▶ TASK
Among the entries below, find the lines with the word "title" and return them.

::: DATA PROVIDED :::

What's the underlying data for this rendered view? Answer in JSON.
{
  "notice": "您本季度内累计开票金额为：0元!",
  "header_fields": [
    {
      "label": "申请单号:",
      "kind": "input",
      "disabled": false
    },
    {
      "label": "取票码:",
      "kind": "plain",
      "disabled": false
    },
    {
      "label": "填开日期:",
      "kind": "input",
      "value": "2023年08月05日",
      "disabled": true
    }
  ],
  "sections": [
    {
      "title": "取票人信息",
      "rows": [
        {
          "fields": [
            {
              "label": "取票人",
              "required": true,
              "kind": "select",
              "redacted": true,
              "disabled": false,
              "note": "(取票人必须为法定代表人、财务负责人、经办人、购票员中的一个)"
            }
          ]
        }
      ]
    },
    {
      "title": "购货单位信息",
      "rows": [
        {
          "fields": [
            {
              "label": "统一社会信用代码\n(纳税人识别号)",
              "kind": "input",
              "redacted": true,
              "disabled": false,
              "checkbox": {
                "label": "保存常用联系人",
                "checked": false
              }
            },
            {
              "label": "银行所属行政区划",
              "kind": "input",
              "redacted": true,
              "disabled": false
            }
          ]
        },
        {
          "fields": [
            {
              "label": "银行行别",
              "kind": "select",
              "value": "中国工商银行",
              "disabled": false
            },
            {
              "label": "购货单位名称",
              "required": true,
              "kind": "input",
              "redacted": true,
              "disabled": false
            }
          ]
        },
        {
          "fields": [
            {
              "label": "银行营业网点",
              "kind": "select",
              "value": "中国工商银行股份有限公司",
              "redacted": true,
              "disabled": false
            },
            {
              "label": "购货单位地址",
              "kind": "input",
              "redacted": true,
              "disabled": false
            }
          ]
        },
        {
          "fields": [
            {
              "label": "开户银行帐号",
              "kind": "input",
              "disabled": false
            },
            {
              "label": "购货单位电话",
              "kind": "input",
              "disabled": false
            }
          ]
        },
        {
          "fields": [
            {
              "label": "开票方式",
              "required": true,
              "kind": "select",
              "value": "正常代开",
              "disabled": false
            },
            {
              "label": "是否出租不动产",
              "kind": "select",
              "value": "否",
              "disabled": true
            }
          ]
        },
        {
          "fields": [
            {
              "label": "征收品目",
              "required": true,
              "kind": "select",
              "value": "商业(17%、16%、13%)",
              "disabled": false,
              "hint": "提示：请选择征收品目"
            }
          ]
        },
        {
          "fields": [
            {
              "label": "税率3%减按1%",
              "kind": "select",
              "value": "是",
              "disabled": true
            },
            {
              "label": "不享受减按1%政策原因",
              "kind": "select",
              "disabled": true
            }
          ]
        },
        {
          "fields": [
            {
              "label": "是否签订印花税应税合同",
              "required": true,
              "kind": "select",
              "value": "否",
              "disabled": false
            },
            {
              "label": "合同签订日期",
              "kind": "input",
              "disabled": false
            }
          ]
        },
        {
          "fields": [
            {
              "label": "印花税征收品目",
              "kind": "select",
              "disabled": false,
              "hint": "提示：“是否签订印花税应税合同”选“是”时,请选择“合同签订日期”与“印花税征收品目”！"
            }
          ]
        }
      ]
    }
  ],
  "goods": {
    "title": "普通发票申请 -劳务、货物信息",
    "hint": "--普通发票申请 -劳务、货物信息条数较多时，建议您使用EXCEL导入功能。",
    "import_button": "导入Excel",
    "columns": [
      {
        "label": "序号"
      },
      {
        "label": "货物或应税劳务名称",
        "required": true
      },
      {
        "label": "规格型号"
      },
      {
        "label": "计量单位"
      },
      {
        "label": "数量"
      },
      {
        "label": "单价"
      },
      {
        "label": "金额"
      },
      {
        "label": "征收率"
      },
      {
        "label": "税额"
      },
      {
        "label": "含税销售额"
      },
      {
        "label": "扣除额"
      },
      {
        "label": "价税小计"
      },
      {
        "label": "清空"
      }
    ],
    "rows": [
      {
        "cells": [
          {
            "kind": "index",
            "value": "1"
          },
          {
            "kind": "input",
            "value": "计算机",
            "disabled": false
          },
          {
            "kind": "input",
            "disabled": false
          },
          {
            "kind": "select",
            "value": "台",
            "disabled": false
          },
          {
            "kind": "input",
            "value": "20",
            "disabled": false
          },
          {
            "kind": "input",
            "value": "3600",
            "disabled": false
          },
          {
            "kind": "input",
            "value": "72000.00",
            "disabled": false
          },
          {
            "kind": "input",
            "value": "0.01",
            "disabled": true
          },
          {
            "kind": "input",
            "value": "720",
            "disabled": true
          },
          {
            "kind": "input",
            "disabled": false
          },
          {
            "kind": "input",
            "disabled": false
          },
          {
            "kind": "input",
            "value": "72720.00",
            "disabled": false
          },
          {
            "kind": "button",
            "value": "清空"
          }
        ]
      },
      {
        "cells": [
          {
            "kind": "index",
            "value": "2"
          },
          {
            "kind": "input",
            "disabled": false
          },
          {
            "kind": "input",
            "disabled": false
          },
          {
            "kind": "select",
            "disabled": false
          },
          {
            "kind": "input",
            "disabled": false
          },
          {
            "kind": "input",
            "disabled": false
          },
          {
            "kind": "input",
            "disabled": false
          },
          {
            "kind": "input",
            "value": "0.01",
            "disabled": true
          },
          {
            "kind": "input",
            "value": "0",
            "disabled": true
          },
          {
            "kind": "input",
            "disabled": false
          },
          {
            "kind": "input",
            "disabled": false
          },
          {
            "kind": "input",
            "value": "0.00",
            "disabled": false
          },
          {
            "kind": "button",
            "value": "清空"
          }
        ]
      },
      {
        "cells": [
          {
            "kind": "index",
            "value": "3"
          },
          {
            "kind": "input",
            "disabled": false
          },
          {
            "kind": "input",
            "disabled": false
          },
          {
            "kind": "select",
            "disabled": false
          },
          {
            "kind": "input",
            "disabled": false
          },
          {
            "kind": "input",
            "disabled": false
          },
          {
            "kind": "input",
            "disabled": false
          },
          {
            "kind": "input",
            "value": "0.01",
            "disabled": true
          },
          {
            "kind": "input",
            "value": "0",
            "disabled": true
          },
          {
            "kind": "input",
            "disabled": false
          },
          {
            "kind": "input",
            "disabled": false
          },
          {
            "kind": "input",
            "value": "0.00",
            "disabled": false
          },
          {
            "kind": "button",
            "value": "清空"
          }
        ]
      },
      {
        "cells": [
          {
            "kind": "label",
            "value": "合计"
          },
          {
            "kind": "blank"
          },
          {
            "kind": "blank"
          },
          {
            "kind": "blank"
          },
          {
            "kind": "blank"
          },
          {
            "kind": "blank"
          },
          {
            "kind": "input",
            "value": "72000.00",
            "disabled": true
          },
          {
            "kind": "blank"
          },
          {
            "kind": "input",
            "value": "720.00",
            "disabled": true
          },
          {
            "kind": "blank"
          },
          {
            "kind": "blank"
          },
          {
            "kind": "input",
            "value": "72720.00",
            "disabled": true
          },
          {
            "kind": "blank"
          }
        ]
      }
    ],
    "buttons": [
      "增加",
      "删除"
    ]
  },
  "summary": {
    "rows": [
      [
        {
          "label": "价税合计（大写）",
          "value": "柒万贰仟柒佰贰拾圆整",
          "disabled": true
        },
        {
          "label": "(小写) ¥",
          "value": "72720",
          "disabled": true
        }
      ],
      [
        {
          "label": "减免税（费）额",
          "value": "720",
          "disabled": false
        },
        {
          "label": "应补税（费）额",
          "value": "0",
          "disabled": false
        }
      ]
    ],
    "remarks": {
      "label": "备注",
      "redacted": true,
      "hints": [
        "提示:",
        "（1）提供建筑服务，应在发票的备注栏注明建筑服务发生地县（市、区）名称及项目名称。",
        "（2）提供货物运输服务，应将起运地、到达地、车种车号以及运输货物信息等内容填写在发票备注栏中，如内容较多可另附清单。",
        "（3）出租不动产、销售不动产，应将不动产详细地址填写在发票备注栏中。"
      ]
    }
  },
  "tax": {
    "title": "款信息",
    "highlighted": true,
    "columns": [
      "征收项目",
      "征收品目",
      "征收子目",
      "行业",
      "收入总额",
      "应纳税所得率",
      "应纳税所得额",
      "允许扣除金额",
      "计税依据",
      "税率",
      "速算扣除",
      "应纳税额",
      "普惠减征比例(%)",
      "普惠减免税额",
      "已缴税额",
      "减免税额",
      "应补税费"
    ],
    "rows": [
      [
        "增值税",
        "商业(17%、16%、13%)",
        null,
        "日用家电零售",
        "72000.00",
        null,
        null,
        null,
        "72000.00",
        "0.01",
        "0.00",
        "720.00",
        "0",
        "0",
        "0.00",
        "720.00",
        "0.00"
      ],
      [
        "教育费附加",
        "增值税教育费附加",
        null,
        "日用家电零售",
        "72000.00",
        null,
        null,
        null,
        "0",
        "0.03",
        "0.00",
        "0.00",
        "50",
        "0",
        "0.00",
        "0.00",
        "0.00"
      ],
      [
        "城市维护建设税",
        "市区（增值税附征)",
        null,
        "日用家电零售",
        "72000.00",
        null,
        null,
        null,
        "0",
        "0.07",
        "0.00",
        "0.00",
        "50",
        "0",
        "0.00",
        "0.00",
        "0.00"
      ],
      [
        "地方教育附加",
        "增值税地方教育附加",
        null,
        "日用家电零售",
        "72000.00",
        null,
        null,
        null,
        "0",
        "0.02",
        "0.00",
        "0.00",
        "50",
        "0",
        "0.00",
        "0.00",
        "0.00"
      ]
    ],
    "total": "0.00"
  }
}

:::

▶ TASK ANSWER
      "title": "取票人信息",
      "title": "购货单位信息",
    "title": "普通发票申请 -劳务、货物信息",
    "title": "款信息",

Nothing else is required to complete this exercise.